▶ **Try it**: Give back all of the records, exactly and completely.
Available data below:
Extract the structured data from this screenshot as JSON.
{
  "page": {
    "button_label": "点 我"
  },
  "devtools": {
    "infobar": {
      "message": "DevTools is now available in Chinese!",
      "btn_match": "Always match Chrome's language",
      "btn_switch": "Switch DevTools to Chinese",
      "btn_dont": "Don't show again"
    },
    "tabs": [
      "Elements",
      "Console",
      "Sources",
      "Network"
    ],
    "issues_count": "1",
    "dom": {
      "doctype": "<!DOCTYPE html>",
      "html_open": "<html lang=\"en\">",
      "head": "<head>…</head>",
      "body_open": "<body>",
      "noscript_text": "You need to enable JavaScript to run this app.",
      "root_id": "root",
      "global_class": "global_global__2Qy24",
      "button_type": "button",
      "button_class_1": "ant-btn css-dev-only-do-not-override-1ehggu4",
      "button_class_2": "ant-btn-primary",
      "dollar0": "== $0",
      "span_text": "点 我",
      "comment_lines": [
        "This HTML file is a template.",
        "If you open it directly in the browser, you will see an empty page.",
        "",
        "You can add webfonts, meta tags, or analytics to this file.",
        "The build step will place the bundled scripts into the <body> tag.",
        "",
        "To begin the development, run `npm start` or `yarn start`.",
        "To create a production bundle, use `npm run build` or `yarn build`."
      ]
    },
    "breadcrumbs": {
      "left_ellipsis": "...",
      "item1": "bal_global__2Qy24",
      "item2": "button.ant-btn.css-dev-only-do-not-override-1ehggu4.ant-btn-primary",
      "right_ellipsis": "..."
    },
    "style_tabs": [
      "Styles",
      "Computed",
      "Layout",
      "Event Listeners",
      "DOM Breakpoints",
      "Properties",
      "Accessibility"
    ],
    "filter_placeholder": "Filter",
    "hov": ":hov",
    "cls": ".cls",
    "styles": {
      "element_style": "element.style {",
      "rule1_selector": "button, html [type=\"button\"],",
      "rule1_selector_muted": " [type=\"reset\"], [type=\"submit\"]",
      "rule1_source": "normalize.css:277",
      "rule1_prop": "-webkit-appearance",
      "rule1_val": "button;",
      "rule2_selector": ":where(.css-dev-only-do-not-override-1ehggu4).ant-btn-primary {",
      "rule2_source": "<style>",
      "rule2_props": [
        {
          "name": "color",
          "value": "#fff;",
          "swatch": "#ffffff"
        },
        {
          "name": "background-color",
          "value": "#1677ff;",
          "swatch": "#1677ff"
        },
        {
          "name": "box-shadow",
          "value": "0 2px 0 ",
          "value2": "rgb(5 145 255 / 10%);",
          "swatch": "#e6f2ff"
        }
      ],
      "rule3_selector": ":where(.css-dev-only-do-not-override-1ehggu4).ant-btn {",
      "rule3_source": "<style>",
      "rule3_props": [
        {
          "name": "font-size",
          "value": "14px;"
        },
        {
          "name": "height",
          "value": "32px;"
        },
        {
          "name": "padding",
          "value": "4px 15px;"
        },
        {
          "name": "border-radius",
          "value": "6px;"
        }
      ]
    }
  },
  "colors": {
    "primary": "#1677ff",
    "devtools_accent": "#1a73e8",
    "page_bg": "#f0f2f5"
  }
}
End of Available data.
▶ **Exercise output**:
Extract the structured data from this screenshot as JSON.
{
  "page": {
    "button_label": "点 我"
  },
  "devtools": {
    "infobar": {
      "message": "DevTools is now available in Chinese!",
      "btn_match": "Always match Chrome's language",
      "btn_switch": "Switch DevTools to Chinese",
      "btn_dont": "Don't show again"
    },
    "tabs": [
      "Elements",
      "Console",
      "Sources",
      "Network"
    ],
    "issues_count": "1",
    "dom": {
      "doctype": "<!DOCTYPE html>",
      "html_open": "<html lang=\"en\">",
      "head": "<head>…</head>",
      "body_open": "<body>",
      "noscript_text": "You need to enable JavaScript to run this app.",
      "root_id": "root",
      "global_class": "global_global__2Qy24",
      "button_type": "button",
      "button_class_1": "ant-btn css-dev-only-do-not-override-1ehggu4",
      "button_class_2": "ant-btn-primary",
      "dollar0": "== $0",
      "span_text": "点 我",
      "comment_lines": [
        "This HTML file is a template.",
        "If you open it directly in the browser, you will see an empty page.",
        "",
        "You can add webfonts, meta tags, or analytics to this file.",
        "The build step will place the bundled scripts into the <body> tag.",
        "",
        "To begin the development, run `npm start` or `yarn start`.",
        "To create a production bundle, use `npm run build` or `yarn build`."
      ]
    },
    "breadcrumbs": {
      "left_ellipsis": "...",
      "item1": "bal_global__2Qy24",
      "item2": "button.ant-btn.css-dev-only-do-not-override-1ehggu4.ant-btn-primary",
      "right_ellipsis": "..."
    },
    "style_tabs": [
      "Styles",
      "Computed",
      "Layout",
      "Event Listeners",
      "DOM Breakpoints",
      "Properties",
      "Accessibility"
    ],
    "filter_placeholder": "Filter",
    "hov": ":hov",
    "cls": ".cls",
    "styles": {
      "element_style": "element.style {",
      "rule1_selector": "button, html [type=\"button\"],",
      "rule1_selector_muted": " [type=\"reset\"], [type=\"submit\"]",
      "rule1_source": "normalize.css:277",
      "rule1_prop": "-webkit-appearance",
      "rule1_val": "button;",
      "rule2_selector": ":where(.css-dev-only-do-not-override-1ehggu4).ant-btn-primary {",
      "rule2_source": "<style>",
      "rule2_props": [
        {
          "name": "color",
          "value": "#fff;",
          "swatch": "#ffffff"
        },
        {
          "name": "background-color",
          "value": "#1677ff;",
          "swatch": "#1677ff"
        },
        {
          "name": "box-shadow",
          "value": "0 2px 0 ",
          "value2": "rgb(5 145 255 / 10%);",
          "swatch": "#e6f2ff"
        }
      ],
      "rule3_selector": ":where(.css-dev-only-do-not-override-1ehggu4).ant-btn {",
      "rule3_source": "<style>",
      "rule3_props": [
        {
          "name": "font-size",
          "value": "14px;"
        },
        {
          "name": "height",
          "value": "32px;"
        },
        {
          "name": "padding",
          "value": "4px 15px;"
        },
        {
          "name": "border-radius",
          "value": "6px;"
        }
      ]
    }
  },
  "colors": {
    "primary": "#1677ff",
    "devtools_accent": "#1a73e8",
    "page_bg": "#f0f2f5"
  }
}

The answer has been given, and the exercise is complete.